Serious wall tie corrosion problems are affecting millions of homes in the UK. A Building Research Establishment (BRE) report indicates that out of nine million dwellings constructed with cavity walls, two million are experiencing wall tie corrosion or failure and are in need of specialist remedial stabilisation.
If left untreated, seriously corroded ties will fail. If too many ties fail in the same area of a wall, this could lead to a partial or total collapse of the wall.
The symptoms usually include cracks or bulges in the external brickwork or mortar joints caused by wire ties snapping within the cavity, or corroding ties expanding to several times their original thickness.
Wall ties were usually given a bitumen coating or galvanised prior to installation to protect against corrosion. Despite this, age, mortar type, climate and exposure to the atmosphere can all result in the deterioration and eventual failure of wall ties.
The cause of wall tie failure can also be due to a lack of quality control during the construction phase, resulting in not enough ties being installed, or ties being incorrectly fixed or fitted. The environmental conditions often experienced in coastal locations can also add to the premature corrosion of wall ties.
The cavity wall method of construction was introduced to the UK during the nineteenth century and was primarily implemented to prevent the passage of moisture to the interior of the building.
Until the 1930’s, wall ties were not galvanised, meaning they had no protection against corrosion. Subsequently, wall ties were usually given a bitumen coating.
Galvanisation standards were reduced between 1964 and 1981, meaning that millions of substandard wall ties were produced during that period and it has become apparent that a high number of properties constructed in both the early part of the twentieth century, and in the period preceding 1981, are suffering from serious wall tie corrosion.
Remedial systems can be utilised to restore stability to existing walls damaged by the expansion of corroding steel ties, loss of wire ties due to corrosion, insufficient wall ties, ineffective wall ties or unrestrained masonry.
The first step is to determine the extent of the problem.
To ascertain the location of existing wall ties, the wall is inspected with the aid of a metal detector.

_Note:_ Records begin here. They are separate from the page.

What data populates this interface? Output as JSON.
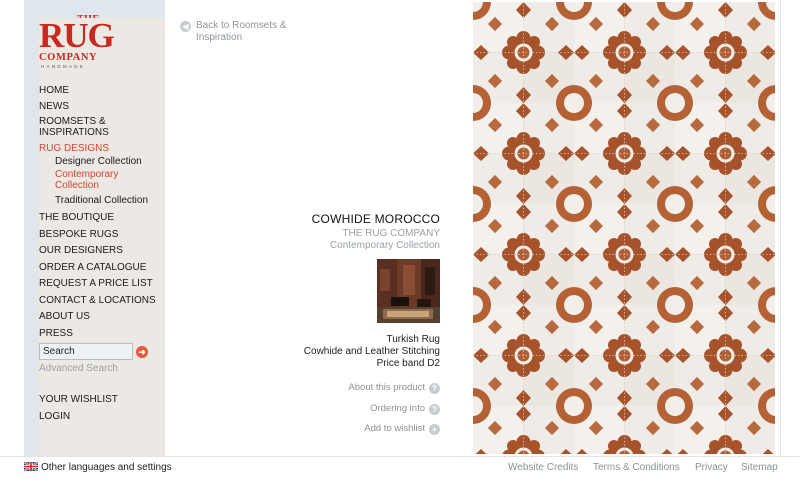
{
  "logo": {
    "the": "THE",
    "rug": "RUG",
    "company": "COMPANY",
    "handmade": "HANDMADE"
  },
  "nav": {
    "home": "HOME",
    "news": "NEWS",
    "roomsets": "ROOMSETS & INSPIRATIONS",
    "rug_designs": "RUG DESIGNS",
    "designer_collection": "Designer Collection",
    "contemporary_collection": "Contemporary Collection",
    "traditional_collection": "Traditional Collection",
    "boutique": "THE BOUTIQUE",
    "bespoke": "BESPOKE RUGS",
    "designers": "OUR DESIGNERS",
    "catalogue": "ORDER A CATALOGUE",
    "price_list": "REQUEST A PRICE LIST",
    "contact": "CONTACT & LOCATIONS",
    "about": "ABOUT US",
    "press": "PRESS",
    "wishlist": "YOUR WISHLIST",
    "login": "LOGIN"
  },
  "search": {
    "value": "Search",
    "advanced": "Advanced Search"
  },
  "main": {
    "back_label": "Back to Roomsets & Inspiration",
    "product_title": "COWHIDE MOROCCO",
    "brand": "THE RUG COMPANY",
    "collection": "Contemporary Collection",
    "spec_origin": "Turkish Rug",
    "spec_material": "Cowhide and Leather Stitching",
    "spec_price": "Price band D2",
    "about_product": "About this product",
    "ordering_info": "Ordering info",
    "add_to_wishlist": "Add to wishlist"
  },
  "footer": {
    "languages": "Other languages and settings",
    "credits": "Website Credits",
    "terms": "Terms & Conditions",
    "privacy": "Privacy",
    "sitemap": "Sitemap"
  },
  "colors": {
    "accent": "#d24632",
    "logo_red": "#c8281e",
    "rug_brown": "#a9572e",
    "rug_cream": "#f1ede8",
    "sidebar_bg": "#dfe6ec"
  },
  "icons": {
    "back": "arrow-left-circle-icon",
    "search_go": "arrow-right-circle-icon",
    "about": "question-circle-icon",
    "ordering": "question-circle-icon",
    "wishlist": "plus-circle-icon",
    "flag": "uk-flag-icon"
  }
}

The cavity width, type of wall tie, and the extent of any corrosion can be established by a visual inspection within the cavity performed using a boroscope, and/or by the removal of the mortar bed and/or brick adjacent to the location of a wall tie.
At this point we will be able to recommend the best course of action.
Extreme circumstances may require the complete removal of old wall ties but other less disruptive techniques are now commonplace. All work is completed from the outside with brickwork repairs carried out to a high standard, matching the original as accurately as possible.
Visible symptoms of wall tie corrosion on the outer leaf
The result of corrosion on a wall tie
Existing wall tie exposed prior to being isolated or removed
Brickwork restored after wall tie replacement